While particular embodiments of the present invention have been shown and described, it is apparent that changes and modifications may be made without departing from the invention in its broader aspects. The aim of the appended claims, therefore, is to cover all such changes and modifications as fall within the true spirit and scope of the invention.
1. A color-television image reproducer comprising: an evacuated envelope; a direction-sensitive color target comprising a plurality of groups of color target areas ar" ranged in a predetermined pattern across one end of said. envelope, each of said groups having a distinctive color radiation characteristic in response to electron bombardment; an electron-gun assembly, located at the opposite end of said envelope, for projecting a plurality of electron beams to impinge upon said target; a bifurcated extension member, included in said gun assembly, having an indexing receptacle; and an index member, aflixed to and extending internally of said envelope, for engaging said indexing receptacle to maintain said assembly at a predetermined distance from and in predetermined angular orientation with respect to said target.
2. A color-television image reproducer comprising: an evacuated envelope including an enlarged faceplate portion and a neck portion; a direction-sensitive color target comprising a plurality of groups of color target areas arranged in a predetermined pattern across said faceplate portion of said envelope, each of said groups having a distinctive color radiation characteristic in response to electron bombardment; an electron-gun assembly, mounted within said neck portion of said envelope, for projecting a plurality of electron beams to impinge upon said target; a bifurcated extension member, included in said gun assembly, having an indexing receptacle; and an index member, atnxed to and extending internally of said neck portion of said envelope, for engaging said indexing re ceptacle to maintain said assembly at a predetermined distance from and in predetermined angular orientation with respect to said target.
3. A color-television image reproducer comprising: an evacuated envelope; a direction-sensitive color target comprising a plurality of groups of color target areas arranged in a predetermined pattern across one end of said envelope, each of said groups having a distinctive color radiation characteristic in response to electron bombardment; an electron-gun assembly, located at the opposite end of said envelope, for projecting a plurality of electron beams to impinge upon said target, said assembly comprising a plurality of individual electron guns corresponding in number to said plurality of groups of color target areas, and a common final electrode for said guns; a bifurcated extension member rigidly afiixed to said final electrode and having an indexing receptacle; and an index member, aflixed to and extending internally of said envelope, for engaging said indexing receptacle to maintain said assembly at a predetermined distance from and in predetermined angular orientation with respect to said target.

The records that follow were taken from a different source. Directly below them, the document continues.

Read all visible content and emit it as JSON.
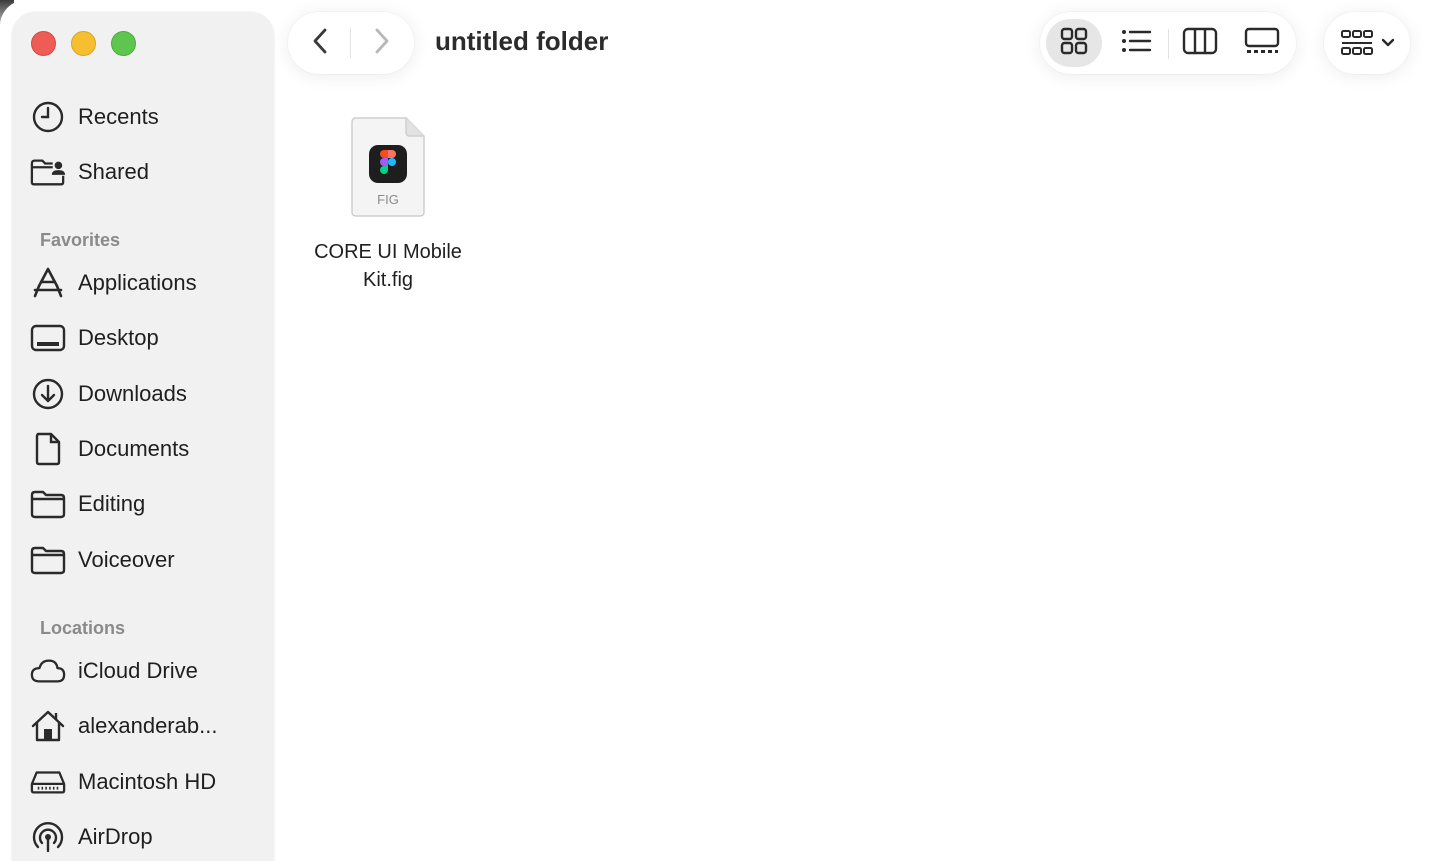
{
  "window": {
    "title": "untitled folder"
  },
  "sidebar": {
    "top_items": [
      {
        "label": "Recents",
        "icon": "clock-icon"
      },
      {
        "label": "Shared",
        "icon": "shared-folder-icon"
      }
    ],
    "favorites_heading": "Favorites",
    "favorites": [
      {
        "label": "Applications",
        "icon": "applications-icon"
      },
      {
        "label": "Desktop",
        "icon": "desktop-icon"
      },
      {
        "label": "Downloads",
        "icon": "downloads-icon"
      },
      {
        "label": "Documents",
        "icon": "document-icon"
      },
      {
        "label": "Editing",
        "icon": "folder-icon"
      },
      {
        "label": "Voiceover",
        "icon": "folder-icon"
      }
    ],
    "locations_heading": "Locations",
    "locations": [
      {
        "label": "iCloud Drive",
        "icon": "cloud-icon"
      },
      {
        "label": "alexanderab...",
        "icon": "home-icon"
      },
      {
        "label": "Macintosh HD",
        "icon": "drive-icon"
      },
      {
        "label": "AirDrop",
        "icon": "airdrop-icon"
      }
    ]
  },
  "toolbar": {
    "view_modes": [
      {
        "name": "icon-view",
        "selected": true
      },
      {
        "name": "list-view",
        "selected": false
      },
      {
        "name": "column-view",
        "selected": false
      },
      {
        "name": "gallery-view",
        "selected": false
      }
    ]
  },
  "files": [
    {
      "name": "CORE UI Mobile Kit.fig",
      "name_line1": "CORE UI Mobile",
      "name_line2": "Kit.fig",
      "type_label": "FIG"
    }
  ],
  "colors": {
    "close": "#ee5c56",
    "minimize": "#f5bf2f",
    "zoom": "#5ec54f",
    "sidebar_bg": "#f1f1f1",
    "section_heading": "#8a8a8a"
  }
}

References Cited in the file of this patent UNITED STATES PATENTS 2,219,111 Nicoll Oct. 22, 1940 2,595,548 Schroeder May 6, 1952 2,625,734 Law Jan. 20, 1953 2,635,203 Pakswer Apr. 14. 1953